Study objectives: To determine how emergency physicians and nurses spend their time on emergency department activities.
Methods: An observational time-and-motion study was performed at a 36-bed ED with annual census of 84,000 in a central city teaching hospital sponsoring an emergency medicine residency program. Participants were emergency medicine faculty physicians, second- and third-year emergency medicine resident physicians, and emergency nurses. A single investigator followed individual health care providers for 180-minute periods and recorded time spent on various activities, type and number of activities, and distance walked. Activities were categorized as direct patient care (eg. history and physical examination), indirect patient care (eg. charting), or non-patient care (eg. break time).
Results: On average, subjects spent 32% of their time on direct patient care, 47% on indirect patient care, and 21% on non-patient care Faculty physicians, residents, and emergency nurses differed in the time spent on these three categories of activities. Although the overall time spent on direct patient care activities was not significantly different, emergency nurses spent more of their time (2.2%) providing comfort measures (a subcategory of direct patient care) than did faculty physicians (.05%) or resident physicians (.03%). Emergency nurses spent 38.9% of their time performing indirect care, whereas faculty physicians spent 51.3% and resident physicians 53.7%. Resident physicians spent more time charting than did faculty physicians or emergency nurses (21.4%, 11.9%, and 6.9%, respectively). Emergency nurses spent more time on personal activities than did physicians, and faculty physicians walked less than either emergency nurses or resident physicians.
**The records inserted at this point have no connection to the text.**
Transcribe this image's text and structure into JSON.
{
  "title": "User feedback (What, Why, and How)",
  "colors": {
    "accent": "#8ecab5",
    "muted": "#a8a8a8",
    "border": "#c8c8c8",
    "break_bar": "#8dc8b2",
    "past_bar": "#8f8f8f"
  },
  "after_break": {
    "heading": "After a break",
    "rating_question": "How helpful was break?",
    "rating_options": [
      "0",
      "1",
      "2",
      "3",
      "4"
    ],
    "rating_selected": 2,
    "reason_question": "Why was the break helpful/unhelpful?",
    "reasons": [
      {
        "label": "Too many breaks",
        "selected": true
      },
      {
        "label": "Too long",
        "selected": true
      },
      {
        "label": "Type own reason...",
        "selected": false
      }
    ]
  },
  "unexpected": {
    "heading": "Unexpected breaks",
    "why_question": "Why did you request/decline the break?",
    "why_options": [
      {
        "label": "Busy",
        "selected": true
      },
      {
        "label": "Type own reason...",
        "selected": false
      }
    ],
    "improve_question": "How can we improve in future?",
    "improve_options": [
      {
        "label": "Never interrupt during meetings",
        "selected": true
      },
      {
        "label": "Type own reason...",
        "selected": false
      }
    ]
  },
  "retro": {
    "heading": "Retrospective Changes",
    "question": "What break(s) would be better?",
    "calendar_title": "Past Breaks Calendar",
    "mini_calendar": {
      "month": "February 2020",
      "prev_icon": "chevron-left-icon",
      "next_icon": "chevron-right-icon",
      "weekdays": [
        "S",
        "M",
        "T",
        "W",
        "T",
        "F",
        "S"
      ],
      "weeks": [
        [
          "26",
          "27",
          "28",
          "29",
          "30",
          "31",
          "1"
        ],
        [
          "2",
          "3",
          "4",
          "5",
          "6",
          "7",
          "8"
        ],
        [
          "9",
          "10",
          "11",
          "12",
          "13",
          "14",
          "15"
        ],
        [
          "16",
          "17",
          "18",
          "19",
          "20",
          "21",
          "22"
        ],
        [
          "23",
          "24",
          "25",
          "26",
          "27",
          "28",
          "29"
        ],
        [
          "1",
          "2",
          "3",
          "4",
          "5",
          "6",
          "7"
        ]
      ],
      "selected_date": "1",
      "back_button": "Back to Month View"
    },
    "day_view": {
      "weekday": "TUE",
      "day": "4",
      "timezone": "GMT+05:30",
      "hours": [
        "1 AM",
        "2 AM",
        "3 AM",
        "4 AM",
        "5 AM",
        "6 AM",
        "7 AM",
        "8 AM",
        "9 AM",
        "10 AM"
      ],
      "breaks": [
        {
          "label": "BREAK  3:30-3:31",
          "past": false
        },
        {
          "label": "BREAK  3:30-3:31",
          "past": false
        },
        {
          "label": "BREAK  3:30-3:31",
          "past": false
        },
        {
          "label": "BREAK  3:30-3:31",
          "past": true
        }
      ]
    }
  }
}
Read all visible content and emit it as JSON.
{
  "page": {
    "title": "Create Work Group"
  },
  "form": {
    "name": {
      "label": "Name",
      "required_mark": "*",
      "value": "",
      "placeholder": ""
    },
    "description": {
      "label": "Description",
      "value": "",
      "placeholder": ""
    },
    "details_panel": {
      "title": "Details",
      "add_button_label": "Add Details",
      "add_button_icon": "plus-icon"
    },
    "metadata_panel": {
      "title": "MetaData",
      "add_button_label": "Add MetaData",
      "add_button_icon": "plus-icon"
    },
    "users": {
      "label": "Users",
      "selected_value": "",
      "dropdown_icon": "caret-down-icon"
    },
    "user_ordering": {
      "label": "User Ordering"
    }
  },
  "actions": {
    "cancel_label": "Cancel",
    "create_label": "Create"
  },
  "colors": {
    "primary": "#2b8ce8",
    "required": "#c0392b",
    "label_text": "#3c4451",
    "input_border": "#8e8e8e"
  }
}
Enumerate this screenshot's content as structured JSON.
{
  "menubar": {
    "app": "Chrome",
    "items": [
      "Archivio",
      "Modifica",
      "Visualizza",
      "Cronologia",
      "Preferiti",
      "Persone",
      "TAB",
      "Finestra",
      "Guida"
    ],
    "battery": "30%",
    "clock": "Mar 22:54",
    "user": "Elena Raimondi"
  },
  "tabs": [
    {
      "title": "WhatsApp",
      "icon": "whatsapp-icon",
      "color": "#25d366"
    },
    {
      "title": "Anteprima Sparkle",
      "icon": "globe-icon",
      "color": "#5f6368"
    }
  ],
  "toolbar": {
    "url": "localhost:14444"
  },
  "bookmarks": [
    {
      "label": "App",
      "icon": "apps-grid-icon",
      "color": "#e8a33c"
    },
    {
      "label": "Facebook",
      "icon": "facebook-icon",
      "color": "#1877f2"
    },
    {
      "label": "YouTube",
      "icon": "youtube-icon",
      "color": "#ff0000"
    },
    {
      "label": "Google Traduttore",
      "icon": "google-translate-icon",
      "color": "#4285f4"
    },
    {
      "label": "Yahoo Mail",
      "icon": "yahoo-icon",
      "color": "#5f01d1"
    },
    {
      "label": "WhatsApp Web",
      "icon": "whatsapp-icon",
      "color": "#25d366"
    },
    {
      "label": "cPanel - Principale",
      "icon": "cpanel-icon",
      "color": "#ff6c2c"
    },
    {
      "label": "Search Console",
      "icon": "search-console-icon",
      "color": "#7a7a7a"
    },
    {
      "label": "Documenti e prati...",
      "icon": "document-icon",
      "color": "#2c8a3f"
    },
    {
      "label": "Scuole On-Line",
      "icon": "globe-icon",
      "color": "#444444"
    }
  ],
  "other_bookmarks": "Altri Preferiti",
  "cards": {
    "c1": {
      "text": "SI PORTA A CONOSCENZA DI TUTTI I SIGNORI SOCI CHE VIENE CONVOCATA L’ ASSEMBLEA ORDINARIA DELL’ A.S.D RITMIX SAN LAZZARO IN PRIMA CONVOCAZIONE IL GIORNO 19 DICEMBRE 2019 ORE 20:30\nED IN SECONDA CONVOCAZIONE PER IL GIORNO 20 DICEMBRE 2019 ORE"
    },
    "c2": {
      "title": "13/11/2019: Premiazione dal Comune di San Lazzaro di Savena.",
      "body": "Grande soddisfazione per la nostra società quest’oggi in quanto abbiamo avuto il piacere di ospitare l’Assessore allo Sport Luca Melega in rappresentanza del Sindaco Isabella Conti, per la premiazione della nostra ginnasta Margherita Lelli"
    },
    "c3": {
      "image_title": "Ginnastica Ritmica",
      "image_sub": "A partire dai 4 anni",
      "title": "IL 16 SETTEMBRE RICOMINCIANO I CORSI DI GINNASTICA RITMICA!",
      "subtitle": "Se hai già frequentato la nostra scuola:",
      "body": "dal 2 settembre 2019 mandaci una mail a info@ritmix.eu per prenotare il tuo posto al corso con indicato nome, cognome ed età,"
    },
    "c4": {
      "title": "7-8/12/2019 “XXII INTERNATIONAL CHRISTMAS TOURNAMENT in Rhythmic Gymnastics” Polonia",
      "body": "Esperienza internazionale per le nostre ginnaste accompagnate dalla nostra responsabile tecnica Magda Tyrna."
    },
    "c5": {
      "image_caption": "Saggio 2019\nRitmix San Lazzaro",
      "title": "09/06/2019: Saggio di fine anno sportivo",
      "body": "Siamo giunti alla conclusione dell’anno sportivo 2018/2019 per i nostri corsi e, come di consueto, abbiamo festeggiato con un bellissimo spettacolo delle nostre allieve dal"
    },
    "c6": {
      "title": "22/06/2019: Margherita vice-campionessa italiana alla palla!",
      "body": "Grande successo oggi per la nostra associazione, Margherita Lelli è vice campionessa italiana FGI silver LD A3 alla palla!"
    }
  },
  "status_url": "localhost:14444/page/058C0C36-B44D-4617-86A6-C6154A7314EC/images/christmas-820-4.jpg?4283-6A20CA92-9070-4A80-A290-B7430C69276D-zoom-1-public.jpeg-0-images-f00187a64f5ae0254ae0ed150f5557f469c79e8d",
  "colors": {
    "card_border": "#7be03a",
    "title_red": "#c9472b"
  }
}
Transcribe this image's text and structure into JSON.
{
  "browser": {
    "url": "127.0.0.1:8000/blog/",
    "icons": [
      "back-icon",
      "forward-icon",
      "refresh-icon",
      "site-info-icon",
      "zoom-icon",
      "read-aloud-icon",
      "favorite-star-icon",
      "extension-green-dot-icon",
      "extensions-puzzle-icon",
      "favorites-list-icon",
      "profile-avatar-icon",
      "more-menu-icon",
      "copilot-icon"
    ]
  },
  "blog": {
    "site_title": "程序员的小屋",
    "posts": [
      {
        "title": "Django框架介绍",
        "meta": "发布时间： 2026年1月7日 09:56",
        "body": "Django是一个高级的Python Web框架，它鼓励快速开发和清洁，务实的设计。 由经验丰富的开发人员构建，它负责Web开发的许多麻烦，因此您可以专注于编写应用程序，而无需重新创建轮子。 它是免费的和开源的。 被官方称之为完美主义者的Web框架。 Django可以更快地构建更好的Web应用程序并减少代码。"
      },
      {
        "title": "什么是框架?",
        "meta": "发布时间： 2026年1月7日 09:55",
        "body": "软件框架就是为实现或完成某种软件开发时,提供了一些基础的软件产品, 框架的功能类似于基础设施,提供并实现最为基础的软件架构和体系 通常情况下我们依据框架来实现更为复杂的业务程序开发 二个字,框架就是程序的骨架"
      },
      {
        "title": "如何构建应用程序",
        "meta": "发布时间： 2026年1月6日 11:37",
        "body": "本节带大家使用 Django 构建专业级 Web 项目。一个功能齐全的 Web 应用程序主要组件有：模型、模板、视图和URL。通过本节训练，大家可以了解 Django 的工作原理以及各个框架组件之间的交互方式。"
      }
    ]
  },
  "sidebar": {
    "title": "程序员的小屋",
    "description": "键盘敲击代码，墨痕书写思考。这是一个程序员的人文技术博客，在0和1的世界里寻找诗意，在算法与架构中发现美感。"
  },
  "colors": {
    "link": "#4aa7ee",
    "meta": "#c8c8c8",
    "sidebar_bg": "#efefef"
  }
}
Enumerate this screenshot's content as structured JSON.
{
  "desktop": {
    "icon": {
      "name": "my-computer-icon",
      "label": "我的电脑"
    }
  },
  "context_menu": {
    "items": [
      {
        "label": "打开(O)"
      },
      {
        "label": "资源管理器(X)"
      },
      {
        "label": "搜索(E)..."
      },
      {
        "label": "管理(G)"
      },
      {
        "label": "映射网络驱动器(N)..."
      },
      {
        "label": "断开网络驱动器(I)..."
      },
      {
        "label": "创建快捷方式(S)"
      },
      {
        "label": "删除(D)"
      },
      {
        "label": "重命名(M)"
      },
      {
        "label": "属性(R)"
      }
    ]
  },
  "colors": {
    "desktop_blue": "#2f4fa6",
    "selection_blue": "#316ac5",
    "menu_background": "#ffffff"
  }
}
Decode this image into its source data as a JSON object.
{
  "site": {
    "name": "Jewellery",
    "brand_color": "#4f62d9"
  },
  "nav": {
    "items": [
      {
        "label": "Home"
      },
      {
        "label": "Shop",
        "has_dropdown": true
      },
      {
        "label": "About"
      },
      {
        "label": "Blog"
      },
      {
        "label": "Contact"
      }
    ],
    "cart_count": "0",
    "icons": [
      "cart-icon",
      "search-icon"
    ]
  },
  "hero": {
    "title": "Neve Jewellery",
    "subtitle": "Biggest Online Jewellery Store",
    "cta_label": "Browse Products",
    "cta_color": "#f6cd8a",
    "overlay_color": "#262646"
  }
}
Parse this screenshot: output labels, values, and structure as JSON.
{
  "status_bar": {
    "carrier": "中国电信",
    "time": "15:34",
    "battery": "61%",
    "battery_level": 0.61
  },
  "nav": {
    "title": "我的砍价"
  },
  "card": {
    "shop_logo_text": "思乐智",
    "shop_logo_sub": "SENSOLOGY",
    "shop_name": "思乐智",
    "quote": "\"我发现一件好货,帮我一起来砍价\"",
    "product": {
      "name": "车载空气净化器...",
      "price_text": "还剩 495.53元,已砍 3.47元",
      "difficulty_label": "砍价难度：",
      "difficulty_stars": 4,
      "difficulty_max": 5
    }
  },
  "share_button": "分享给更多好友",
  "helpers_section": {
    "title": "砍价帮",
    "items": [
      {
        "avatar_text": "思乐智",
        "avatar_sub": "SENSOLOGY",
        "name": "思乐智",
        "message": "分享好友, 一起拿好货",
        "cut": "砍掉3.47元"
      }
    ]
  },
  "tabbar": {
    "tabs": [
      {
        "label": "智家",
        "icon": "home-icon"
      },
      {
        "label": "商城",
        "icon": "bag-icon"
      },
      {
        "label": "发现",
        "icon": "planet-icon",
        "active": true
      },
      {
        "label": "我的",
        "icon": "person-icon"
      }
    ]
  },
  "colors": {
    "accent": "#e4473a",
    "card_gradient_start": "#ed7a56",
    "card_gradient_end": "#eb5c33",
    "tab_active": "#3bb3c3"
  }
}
Conclusion: Emergency physicians and nurses spent almost half of their time on indirect patient care. Physicians spent significantly more time on indirect patient care activities and significantly less time on personal activities than did nurses.